Imagine being so desperate to end a pregnancy that you sit in a bathtub, gird yourself, and stick a wire hanger up your vagina and into your uterus. You don’t have anesthesia, but you do it anyway. You start to bleed, badly. After you go to the hospital for help, you don’t get sympathy – you get arrested.
I don’t describe this horrific scenario to remind you of a time when abortion was illegal and how bad it was for women. Because this didn’t happen in the 1950s; it happened last year.
Just a few months before Donald Trump said women who have abortions should be “punished”, a woman in Tennessee was arrested for trying to end her pregnancy with a hanger. And on Tuesday, a week after Trump was elected to be the next president of the United States, this woman was charged by a grand jury with aggravated assault with a weapon, attempted procurement of a miscarriage, and attempted criminal abortion.
Jessica González-Rojas, executive director at the National Latina Institute for Reproductive Health, said: “These new charges seek to punish her even more severely and are an affront to justice and basic human dignity.
“No woman should fear arrest or jail time because she ends her pregnancy or seeks medical help in this situation.”
This is not an isolated case. Before her conviction was overturned, Purvi Patel in Indiana was sentenced to 20 years in prison for inducing an abortion. Bei Bei Shuai, also in Indiana, was charged with murder after a suicide attempt resulted in her pregnancy ending. So let’s be clear: women, especially women of color, are already being punished for abortion.
This Handmaid’s Tale nightmare will only get worse once Trump takes office. Whatever his personal beliefs on abortion – like everything else, this is a topic he’s flip-flopped on over the years – he has vowed to appoint supreme court justices that will overturn Roe v Wade, leaving the issue up to the states. When questioned about this, he callously remarked that women who live in states where abortion is illegal could just travel to a different state.
Mike Pence, the incoming vice-president, signed one of the most restrictiveabortion laws in the country as governor of Indiana, and has said he wants to see Roe “consigned to the ash heap of history where it belongs”.
These are not men who are thinking about – or who even understand – the consequences of banning abortion.
The woman in Tennessee, who has already been in jail for nearly a year, is one of countless American women who try to self-abort. I say “countless” because we literally do not know the number of people who attempt their own abortions. We just know that it’s a lot.
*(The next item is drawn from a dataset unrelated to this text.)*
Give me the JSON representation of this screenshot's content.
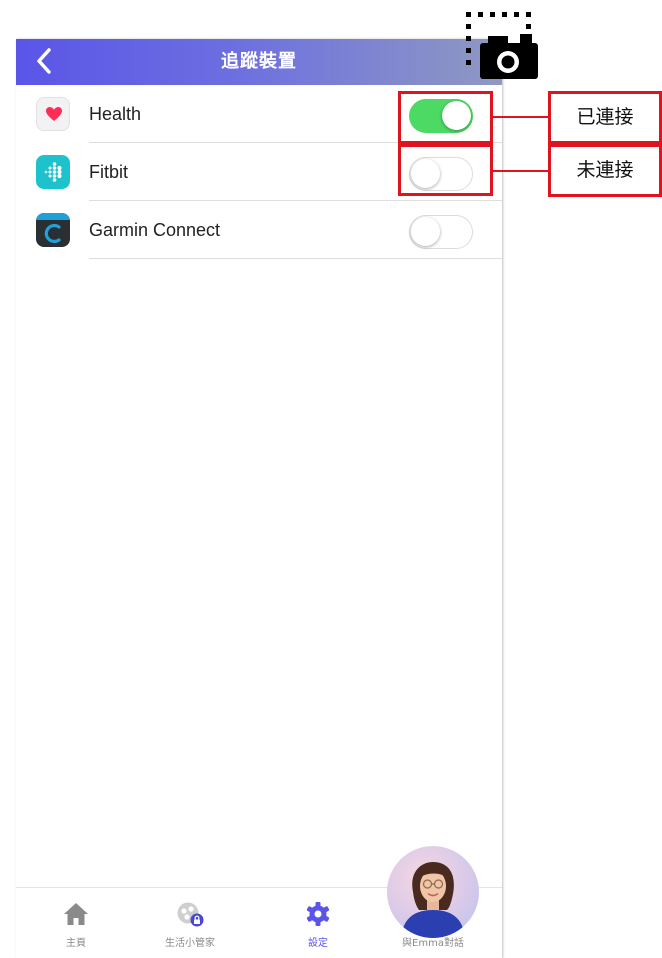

One study found that in Texas alone, more than100,000 women had tried to end their own pregnancies. You will not be shocked to find out that abortion is extremely difficult to access in Texas. The same is true in Tennessee, where 96% of counties have no abortion provider.
Not all women induce their own abortion because of a lack of access. Some simply want to forgo seeing a doctor, and would prefer home abortions. Last year, Daniel Grossman, an obstetrician-gynecologist and vice-president for research at Ibis Reproductive Health, told me that some women self-induce because they’re “the kind [of person] who like to do herbal treatments or take vitamins for their healthcare in general”.
If reproductive rights were not in such imminent danger, now might have been a good time to start expanding options for women who don’t want clinic care but instead want to end their pregnancies at home. But now it’s hard to imagine that pro-choice organizations will be doing anything other than protecting rights already won.
In fact, women across America are preparing for the worst. The news of Trump’s win sparked an increase in the number of women seeking long-term birth control measures such as IUDs, fearing that their insurance coverage for contraception would soon be a thing of the past.
The defensive crouch right now is a smart strategy. Women and reproductive rights organizations should be doing all they can to steel themselves for the battles to come – not just on a policy level, but in terms of everyday needs. Those of who can afford to do so, for example, might consider buying large quantities of Plan B while it’s still available over the counter – stockpiling the medicine in the event that it becomes inaccessible and other women need it. And if it were not illegal, I might encourage doctors and nurses to start putting aside misoprostol (the drug used in medication abortions) in the event that abortion is banned in their state or others.
Someone who wants an abortion will find a way to get one, no matter what the law is. So let’s make sure they can do that safely, no matter who the president is.
Source: The Guardian